No Justice, No Tacos!

CBLOC partnered with the Coalition of Immokalee Workers (CIW) in Florida to boycott Taco Bell in hopes of pressuring Six L’s Packing Co. (one of the biggest tomato producers in the U.S.) to meet with the CIW to discuss fair pay rates and working conditions. Taco Bell, a company with $5.2 billion in annual sales, was a major client of Six L.’s and based their global revenues on cheap ingredients. Among these cheap ingredients were cheap tomatoes picked by Florida farmworkers who were being paid sub-poverty wages.

CBLOC organized a letter-writing campaign, circulated petitions, and passed out fliers encouraging a boycott of Taco Bell. Beginning in January 2002, CBLOC began picketing Taco Bell every other week. On March 9, twenty Oregonians joined the “Truth Tour” in going to the Taco Bell headquarters in Irvine, CA. Over 2000 people protested at the Taco Bell campus (La Lucha Solidaridad, the PCASC newsletter.)

On May Day, 2002, CBLOC activists performed a skit featuring puppets of “Mr. Taco Hell” and “Terrible Teeth Tacos.” The skit was followed by speaker Ramon Ramirez. On November 2, CBLOC performed a street theater called “The Attack of the Killer Tomatoes” at a local Taco Bell to coincide with protests at the Free Trade of the Americas (FTAA) meeting in Ecuador. Their aim was to link free trade and farmworker exploitation.

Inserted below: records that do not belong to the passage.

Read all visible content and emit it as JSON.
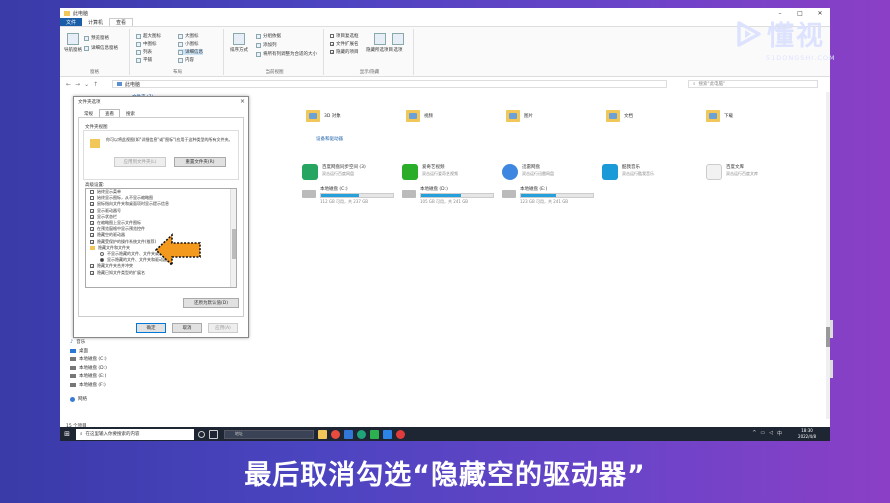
{
  "window": {
    "title": "此电脑",
    "tabs": [
      "文件",
      "计算机",
      "查看"
    ],
    "active_tab_index": 2
  },
  "ribbon": {
    "groups": [
      "窗格",
      "布局",
      "当前视图",
      "显示/隐藏"
    ],
    "pane": {
      "nav_pane": "导航窗格",
      "preview": "预览窗格",
      "details": "详细信息窗格"
    },
    "layout": {
      "items": [
        "超大图标",
        "大图标",
        "中图标",
        "小图标",
        "列表",
        "详细信息",
        "平铺",
        "内容"
      ]
    },
    "current_view": {
      "sort": "排序方式",
      "group": "分组依据",
      "add_columns": "添加列",
      "fit_columns": "将所有列调整为合适的大小"
    },
    "show_hide": {
      "checkboxes": "项目复选框",
      "ext": "文件扩展名",
      "hidden": "隐藏的项目",
      "hide_selected": "隐藏所选项目",
      "options": "选项"
    }
  },
  "address": {
    "path": "此电脑",
    "search_placeholder": "搜索\"此电脑\""
  },
  "content": {
    "section_folders": "文件夹 (7)",
    "folders": [
      {
        "label": "3D 对象"
      },
      {
        "label": "视频"
      },
      {
        "label": "图片"
      },
      {
        "label": "文档"
      },
      {
        "label": "下载"
      }
    ],
    "section_apps": "设备和驱动器",
    "apps": [
      {
        "name": "百度网盘同步空间 (3)",
        "sub": "双击运行百度网盘"
      },
      {
        "name": "WPS网盘",
        "sub": "双击进入WPS网盘"
      },
      {
        "name": "爱奇艺视频",
        "sub": "双击运行爱奇艺视频"
      },
      {
        "name": "迅雷网盘",
        "sub": "双击运行迅雷网盘"
      },
      {
        "name": "酷我音乐",
        "sub": "双击运行酷我音乐"
      },
      {
        "name": "百度文库",
        "sub": "双击运行百度文库"
      }
    ],
    "drives": [
      {
        "name": "本地磁盘 (C:)",
        "free": "112 GB 可用，共 237 GB",
        "used": 0.53
      },
      {
        "name": "本地磁盘 (D:)",
        "free": "105 GB 可用，共 241 GB",
        "used": 0.56
      },
      {
        "name": "本地磁盘 (E:)",
        "free": "123 GB 可用，共 241 GB",
        "used": 0.49
      },
      {
        "name": "本地磁盘 (F:)",
        "free": "232 GB 可用，共 245 GB",
        "used": 0.05
      }
    ]
  },
  "nav": {
    "items": [
      "音乐",
      "桌面",
      "本地磁盘 (C:)",
      "本地磁盘 (D:)",
      "本地磁盘 (E:)",
      "本地磁盘 (F:)",
      "网络"
    ],
    "status": "15 个项目"
  },
  "dialog": {
    "title": "文件夹选项",
    "close": "×",
    "tabs": [
      "常规",
      "查看",
      "搜索"
    ],
    "active_tab_index": 1,
    "folder_views_label": "文件夹视图",
    "folder_views_desc": "你可以将此视图(如\"详细信息\"或\"图标\")应用于这种类型的所有文件夹。",
    "apply_to_folders": "应用到文件夹(L)",
    "reset_folders": "重置文件夹(R)",
    "advanced_label": "高级设置:",
    "advanced_items": [
      {
        "text": "始终显示菜单",
        "checked": false,
        "kind": "cb"
      },
      {
        "text": "始终显示图标，从不显示缩略图",
        "checked": false,
        "kind": "cb"
      },
      {
        "text": "鼠标指向文件夹和桌面项时显示提示信息",
        "checked": true,
        "kind": "cb"
      },
      {
        "text": "显示驱动器号",
        "checked": true,
        "kind": "cb"
      },
      {
        "text": "显示状态栏",
        "checked": true,
        "kind": "cb"
      },
      {
        "text": "在缩略图上显示文件图标",
        "checked": true,
        "kind": "cb"
      },
      {
        "text": "在预览窗格中显示预览控件",
        "checked": true,
        "kind": "cb"
      },
      {
        "text": "隐藏空的驱动器",
        "checked": true,
        "kind": "cb"
      },
      {
        "text": "隐藏受保护的操作系统文件(推荐)",
        "checked": true,
        "kind": "cb"
      },
      {
        "text": "隐藏文件和文件夹",
        "checked": false,
        "kind": "folder"
      },
      {
        "text": "不显示隐藏的文件、文件夹或驱动器",
        "checked": false,
        "kind": "rb"
      },
      {
        "text": "显示隐藏的文件、文件夹和驱动器",
        "checked": true,
        "kind": "rb"
      },
      {
        "text": "隐藏文件夹合并冲突",
        "checked": true,
        "kind": "cb"
      },
      {
        "text": "隐藏已知文件类型的扩展名",
        "checked": true,
        "kind": "cb"
      }
    ],
    "restore_defaults": "还原为默认值(D)",
    "ok": "确定",
    "cancel": "取消",
    "apply": "应用(A)"
  },
  "taskbar": {
    "search_placeholder": "在这里输入你要搜索的内容",
    "address_placeholder": "地址",
    "time": "18:30",
    "date": "2022/4/8",
    "ime": "中"
  },
  "logo": {
    "cn": "懂视",
    "en": "51DONGSHI.COM"
  },
  "caption": "最后取消勾选“隐藏空的驱动器”",
  "colors": {
    "accent": "#1a5ea8",
    "drive_bar": "#26a0da",
    "arrow": "#f39a1e"
  }
}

In March 2005, Taco Bell and the CIW reached an agreement that provided for a penny-per-pound raise for the Florida workers, and Taco Bell pledged their support for working with CIW to raise labor standards in the industry. In return, the CIW ended its 3-year boycott of the company.